Outcookie-ing the competition
Apple’s “privacy-forward” angle has been an extremely slick PR move – likely in the works for years.
In what some are calling hypocrisy (and some are calling playing chess while everyone else is playing chequers), Apple has managed to besmirch the competition enough so when it steps in and does the exact same thing, it can claim moral superiority.
And it’s not just the Facebooks and Googles of the world who stand to lose.
The Trade Desk is a NASDAQ-listed DSP giant that won favour by making ad pricing transparent. It predicted the decline of traditional TV and the rise of on-demand TV. It captured early market share by partnering with streaming giants like Netflix, Roku, Sky Sports, and Discovery Plus, and is now “the largest aggregator of CTV ad impressions across every major content provider”.
TTD reaches 80 million households in the US. To underscore the scale of this statistic, there are about 124 million households in the US.
That means The Trade Desk can reach about two thirds of Americans. In theory, this kind of market permeation should make it extremely defensible.
TDD operates in a slightly different market than Apple, Google, and Facebook. They dominate in TV, not socials or search engines. But if Apple has designs on the wider AdTech space, there’s nothing to stop them competing directly and aggressively.
Streaming services also have weak spots that socials and search engines don’t. Markets are fragmented, making campaign planning difficult. It’s much more of a scattergun approach. Ad fraud can be a problem. And it’s much harder to measure engagement. Your ads may be running, but your viewer may be getting up to make a cuppa.
In the same programmatic advertising vein, Netflix is now considering ad-supported subscriptions. There’s lots of money to be made, and a surprising lack of resistance amongst streamers. Rather than join the tide of subscribers jumping ship, a study cited by Disney in their decision to offer an ad-supported plan suggested 83% of paying users said they’d accept ads in exchange for a lower fee.

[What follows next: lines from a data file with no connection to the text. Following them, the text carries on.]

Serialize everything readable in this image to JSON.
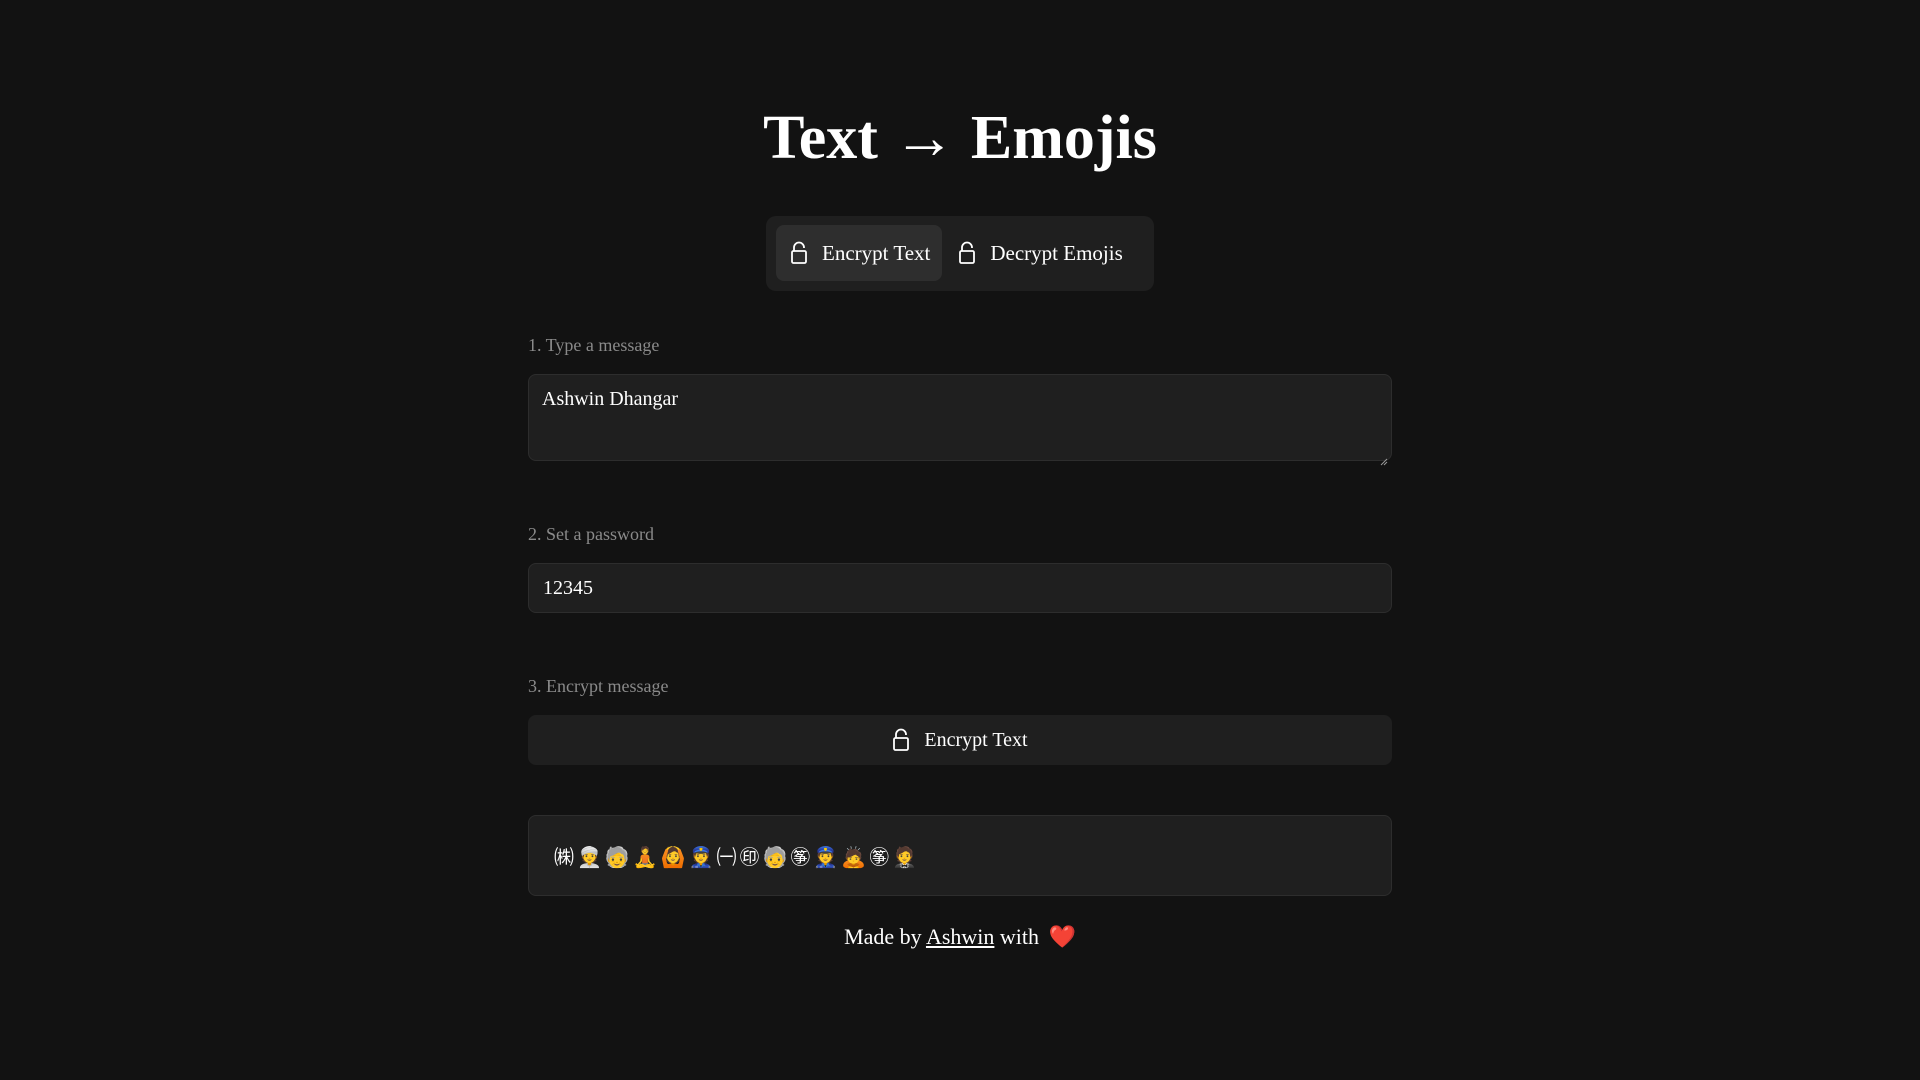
{
  "header": {
    "title": "Text → Emojis"
  },
  "tabs": [
    {
      "label": "Encrypt Text",
      "icon": "lock-icon",
      "active": true
    },
    {
      "label": "Decrypt Emojis",
      "icon": "lock-icon",
      "active": false
    }
  ],
  "form": {
    "message_label": "1. Type a message",
    "message_value": "Ashwin Dhangar",
    "password_label": "2. Set a password",
    "password_value": "12345",
    "encrypt_label": "3. Encrypt message",
    "encrypt_button": "Encrypt Text"
  },
  "output": {
    "emojis": "㈱👳🧓🧘🙆👮㈠㊞🧓㉇👮🙇㉇🤵"
  },
  "footer": {
    "prefix": "Made by",
    "author": "Ashwin",
    "suffix": "with",
    "heart": "❤️"
  },
  "colors": {
    "background": "#121212",
    "panel": "#1f1f1f",
    "active_tab": "#2e2e2e",
    "label": "#8a8a8a",
    "heart": "#e0262c"
  }
}
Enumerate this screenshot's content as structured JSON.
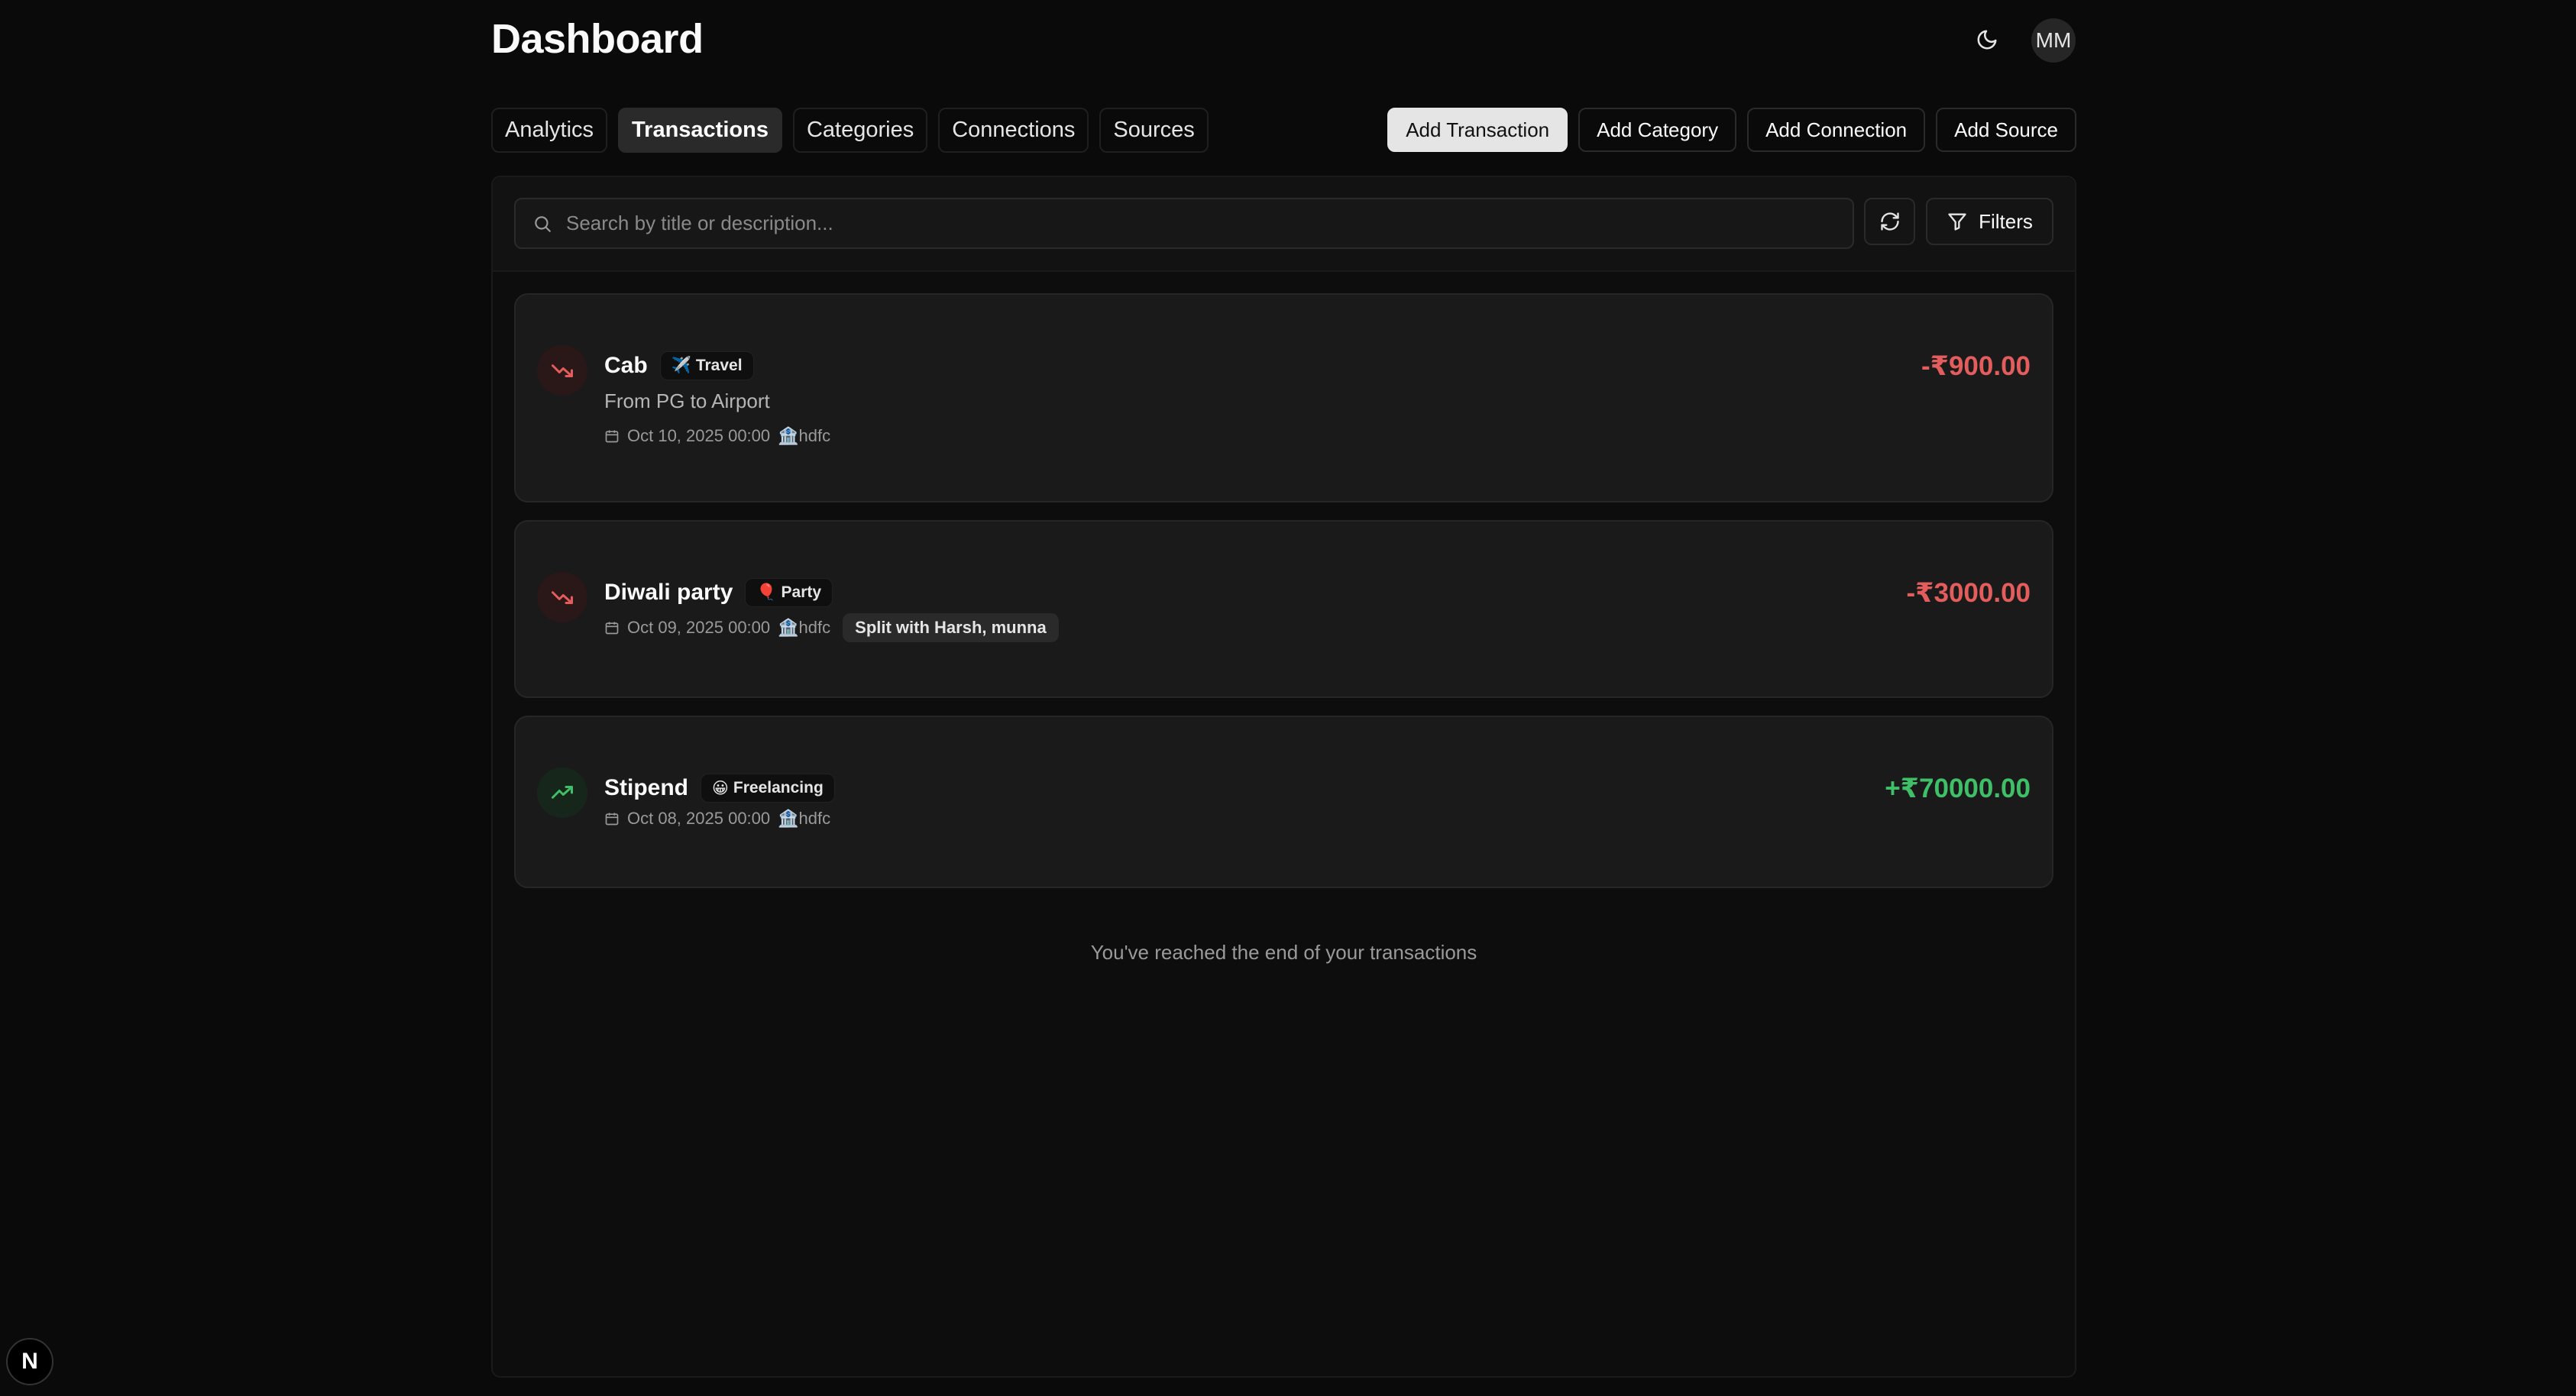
{
  "header": {
    "title": "Dashboard",
    "avatar_initials": "MM"
  },
  "tabs": [
    {
      "label": "Analytics"
    },
    {
      "label": "Transactions",
      "active": true
    },
    {
      "label": "Categories"
    },
    {
      "label": "Connections"
    },
    {
      "label": "Sources"
    }
  ],
  "actions": {
    "add_transaction": "Add Transaction",
    "add_category": "Add Category",
    "add_connection": "Add Connection",
    "add_source": "Add Source"
  },
  "search": {
    "placeholder": "Search by title or description...",
    "value": ""
  },
  "filters_label": "Filters",
  "transactions": [
    {
      "title": "Cab",
      "category_emoji": "✈️",
      "category": "Travel",
      "description": "From PG to Airport",
      "date": "Oct 10, 2025 00:00",
      "source_emoji": "🏦",
      "source": "hdfc",
      "amount": "-₹900.00",
      "type": "expense"
    },
    {
      "title": "Diwali party",
      "category_emoji": "🎈",
      "category": "Party",
      "date": "Oct 09, 2025 00:00",
      "source_emoji": "🏦",
      "source": "hdfc",
      "split": "Split with Harsh, munna",
      "amount": "-₹3000.00",
      "type": "expense"
    },
    {
      "title": "Stipend",
      "category_emoji": "😀",
      "category": "Freelancing",
      "date": "Oct 08, 2025 00:00",
      "source_emoji": "🏦",
      "source": "hdfc",
      "amount": "+₹70000.00",
      "type": "income"
    }
  ],
  "end_message": "You've reached the end of your transactions",
  "colors": {
    "negative": "#e35d5d",
    "positive": "#3fbf67",
    "background": "#0a0a0a"
  },
  "icons": {
    "theme": "moon-icon",
    "search": "search-icon",
    "refresh": "refresh-icon",
    "filter": "filter-icon",
    "expense": "trending-down-icon",
    "income": "trending-up-icon",
    "date": "calendar-icon",
    "devtools": "nextjs-logo"
  }
}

Even 56% of Australians agree.
Ad-based monetisation is a well trodden path in streaming. Hulu led the charge, earning USD $2.1 billion in revenue between 2020 and 2021. Paramount followed with $822 million, and NBC’s Peacock with $279 million.
Apple tends not to do things by halves. If its expansion into AdTech doesn’t stop at the App Store, Apple TV could become a fearsome rival to the above.
We’ve heard of Big Tech stifling startups, but this is Big Tech stifling Big Tech. The advantage for Apple is that – unlike streaming services – it’s not hamstrung by data leakage and third-party concerns.
Steve Jobs once said: “the United States Government is a monopoly”. But however self-regulating Big Tech is blown up to be, Apple is not immune to the law. Nor is it immune to the antitrust lawsuits it has tried to foist on its competitors.
Apple has never had trouble doing things differently, except in this case, different means better. It won’t just be able to sing the ethics song, it will need to be ethical in its data yielding practices.
But when potential billions of profit are at stake, like expecting Eve not to eat the apple, this may be a tall order.